• TASK INPUTS
===============
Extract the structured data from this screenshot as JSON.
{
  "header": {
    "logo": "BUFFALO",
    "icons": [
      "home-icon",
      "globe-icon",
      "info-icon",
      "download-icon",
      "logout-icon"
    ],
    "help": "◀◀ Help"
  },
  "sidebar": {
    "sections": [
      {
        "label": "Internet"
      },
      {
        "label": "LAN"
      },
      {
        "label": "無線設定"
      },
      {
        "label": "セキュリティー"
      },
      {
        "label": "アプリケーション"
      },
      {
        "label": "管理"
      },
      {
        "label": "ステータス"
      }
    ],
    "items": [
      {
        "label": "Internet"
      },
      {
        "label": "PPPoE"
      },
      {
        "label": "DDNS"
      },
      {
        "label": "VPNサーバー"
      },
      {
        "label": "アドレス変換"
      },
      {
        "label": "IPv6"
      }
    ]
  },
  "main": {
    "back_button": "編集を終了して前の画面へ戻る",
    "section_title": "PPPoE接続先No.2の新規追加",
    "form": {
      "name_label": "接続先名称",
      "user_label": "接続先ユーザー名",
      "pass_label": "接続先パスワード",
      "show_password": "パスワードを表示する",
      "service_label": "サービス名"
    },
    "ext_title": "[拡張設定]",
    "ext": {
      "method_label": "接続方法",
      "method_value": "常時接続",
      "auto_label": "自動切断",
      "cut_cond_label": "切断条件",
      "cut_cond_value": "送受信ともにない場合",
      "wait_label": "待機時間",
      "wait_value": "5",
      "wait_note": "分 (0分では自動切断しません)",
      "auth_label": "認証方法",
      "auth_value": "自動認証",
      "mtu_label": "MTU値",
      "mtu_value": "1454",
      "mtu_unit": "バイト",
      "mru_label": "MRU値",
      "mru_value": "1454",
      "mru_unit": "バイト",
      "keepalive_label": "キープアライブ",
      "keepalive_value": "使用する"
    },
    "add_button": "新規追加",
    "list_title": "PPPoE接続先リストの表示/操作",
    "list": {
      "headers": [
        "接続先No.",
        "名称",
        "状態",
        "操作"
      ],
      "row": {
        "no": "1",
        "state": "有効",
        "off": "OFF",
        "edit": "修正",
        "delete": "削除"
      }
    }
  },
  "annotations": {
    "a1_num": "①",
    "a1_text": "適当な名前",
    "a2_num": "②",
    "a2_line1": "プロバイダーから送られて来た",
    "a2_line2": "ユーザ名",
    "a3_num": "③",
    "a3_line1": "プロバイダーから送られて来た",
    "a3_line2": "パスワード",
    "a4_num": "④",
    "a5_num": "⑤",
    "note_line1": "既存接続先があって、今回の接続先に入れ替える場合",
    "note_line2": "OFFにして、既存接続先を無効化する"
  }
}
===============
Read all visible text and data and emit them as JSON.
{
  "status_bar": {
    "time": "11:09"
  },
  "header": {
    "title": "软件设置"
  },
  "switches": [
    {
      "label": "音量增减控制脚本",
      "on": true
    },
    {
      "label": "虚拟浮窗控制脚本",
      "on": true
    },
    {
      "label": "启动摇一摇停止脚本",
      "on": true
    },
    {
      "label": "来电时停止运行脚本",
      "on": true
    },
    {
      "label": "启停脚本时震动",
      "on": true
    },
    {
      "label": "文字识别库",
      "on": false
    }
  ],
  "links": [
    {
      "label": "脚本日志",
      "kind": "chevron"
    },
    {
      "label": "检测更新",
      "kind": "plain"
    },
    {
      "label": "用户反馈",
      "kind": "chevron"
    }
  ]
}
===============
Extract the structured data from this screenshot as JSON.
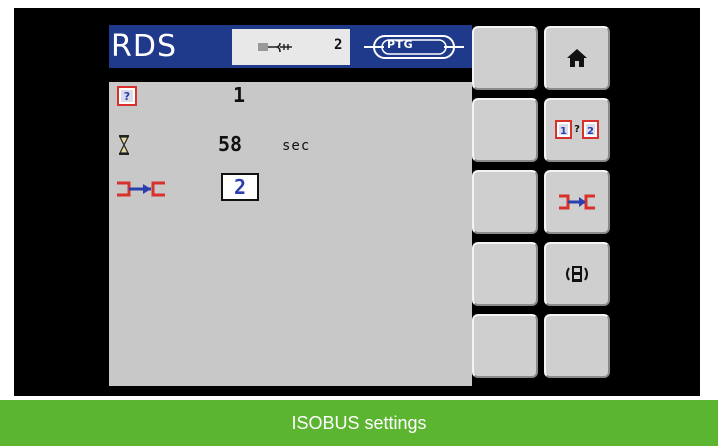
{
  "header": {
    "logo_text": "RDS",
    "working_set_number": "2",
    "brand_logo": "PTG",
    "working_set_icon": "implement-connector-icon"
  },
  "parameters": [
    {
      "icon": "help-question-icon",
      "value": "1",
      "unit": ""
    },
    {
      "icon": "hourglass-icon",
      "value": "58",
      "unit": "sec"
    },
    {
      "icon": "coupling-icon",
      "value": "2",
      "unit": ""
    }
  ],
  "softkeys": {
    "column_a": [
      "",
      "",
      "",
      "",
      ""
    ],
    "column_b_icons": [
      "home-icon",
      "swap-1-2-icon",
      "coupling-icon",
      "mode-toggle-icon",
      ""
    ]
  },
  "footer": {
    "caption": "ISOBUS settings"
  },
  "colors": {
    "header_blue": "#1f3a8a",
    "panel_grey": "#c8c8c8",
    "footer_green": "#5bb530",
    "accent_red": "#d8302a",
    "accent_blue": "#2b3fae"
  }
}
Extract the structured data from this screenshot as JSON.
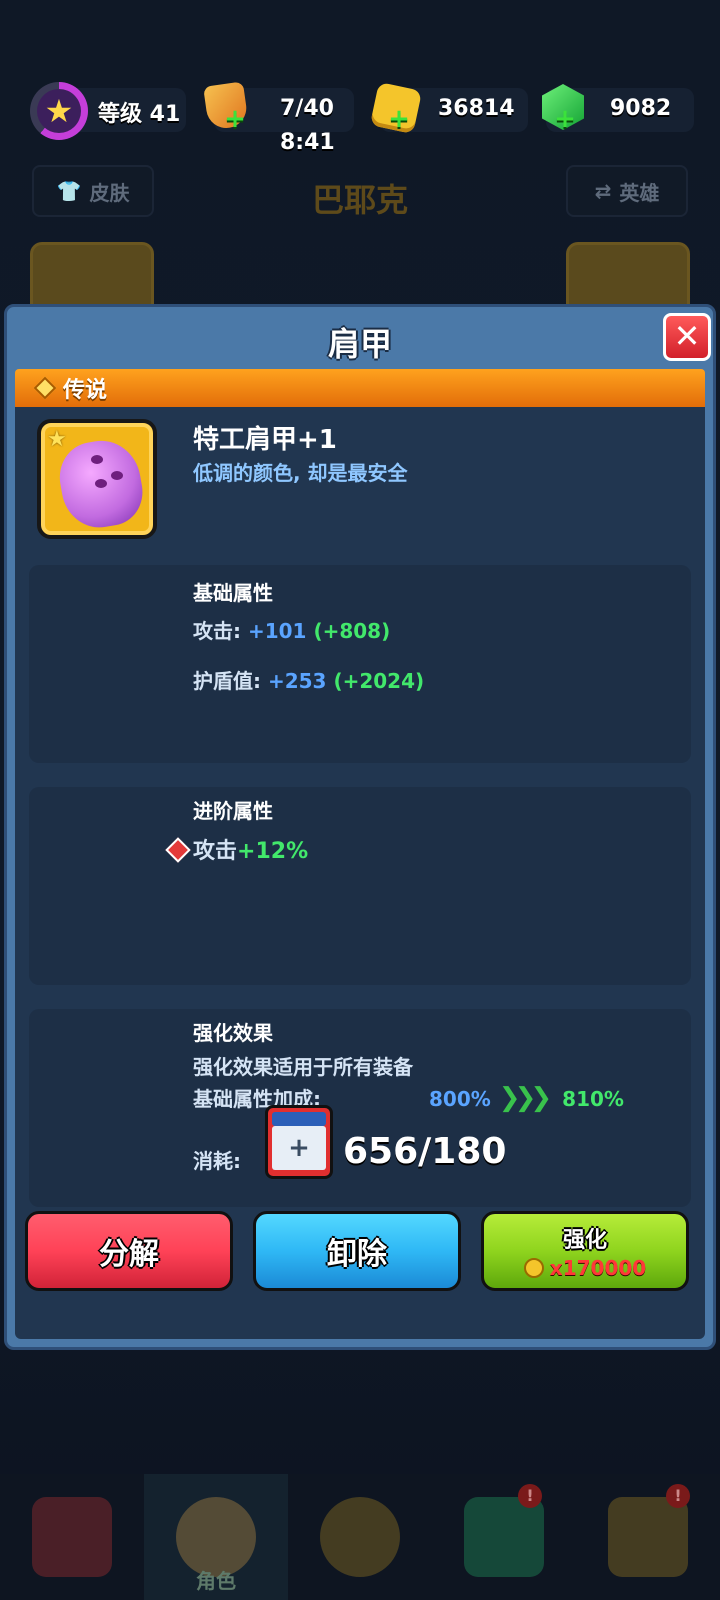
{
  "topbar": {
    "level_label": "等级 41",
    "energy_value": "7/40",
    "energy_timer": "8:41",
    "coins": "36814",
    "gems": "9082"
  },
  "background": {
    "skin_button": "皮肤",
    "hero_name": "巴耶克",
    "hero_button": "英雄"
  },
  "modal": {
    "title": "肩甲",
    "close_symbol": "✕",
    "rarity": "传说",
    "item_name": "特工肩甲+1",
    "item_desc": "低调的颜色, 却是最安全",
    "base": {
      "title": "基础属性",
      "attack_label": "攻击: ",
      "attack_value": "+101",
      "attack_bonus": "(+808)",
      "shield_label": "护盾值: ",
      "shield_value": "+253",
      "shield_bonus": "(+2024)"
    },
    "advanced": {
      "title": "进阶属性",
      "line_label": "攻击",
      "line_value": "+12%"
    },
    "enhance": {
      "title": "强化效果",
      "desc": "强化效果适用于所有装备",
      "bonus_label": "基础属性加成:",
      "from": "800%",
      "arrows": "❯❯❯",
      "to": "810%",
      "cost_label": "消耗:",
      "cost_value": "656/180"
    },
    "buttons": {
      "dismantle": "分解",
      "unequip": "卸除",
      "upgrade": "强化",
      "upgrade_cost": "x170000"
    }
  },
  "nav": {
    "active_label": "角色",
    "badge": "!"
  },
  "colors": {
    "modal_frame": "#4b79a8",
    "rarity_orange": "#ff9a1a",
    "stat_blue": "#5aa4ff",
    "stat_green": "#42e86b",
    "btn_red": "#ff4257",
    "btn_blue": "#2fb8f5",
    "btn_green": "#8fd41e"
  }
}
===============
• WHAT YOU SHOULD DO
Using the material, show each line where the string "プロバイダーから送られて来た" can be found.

• WRITTEN REPLY
    "a2_line1": "プロバイダーから送られて来た",
    "a3_line1": "プロバイダーから送られて来た",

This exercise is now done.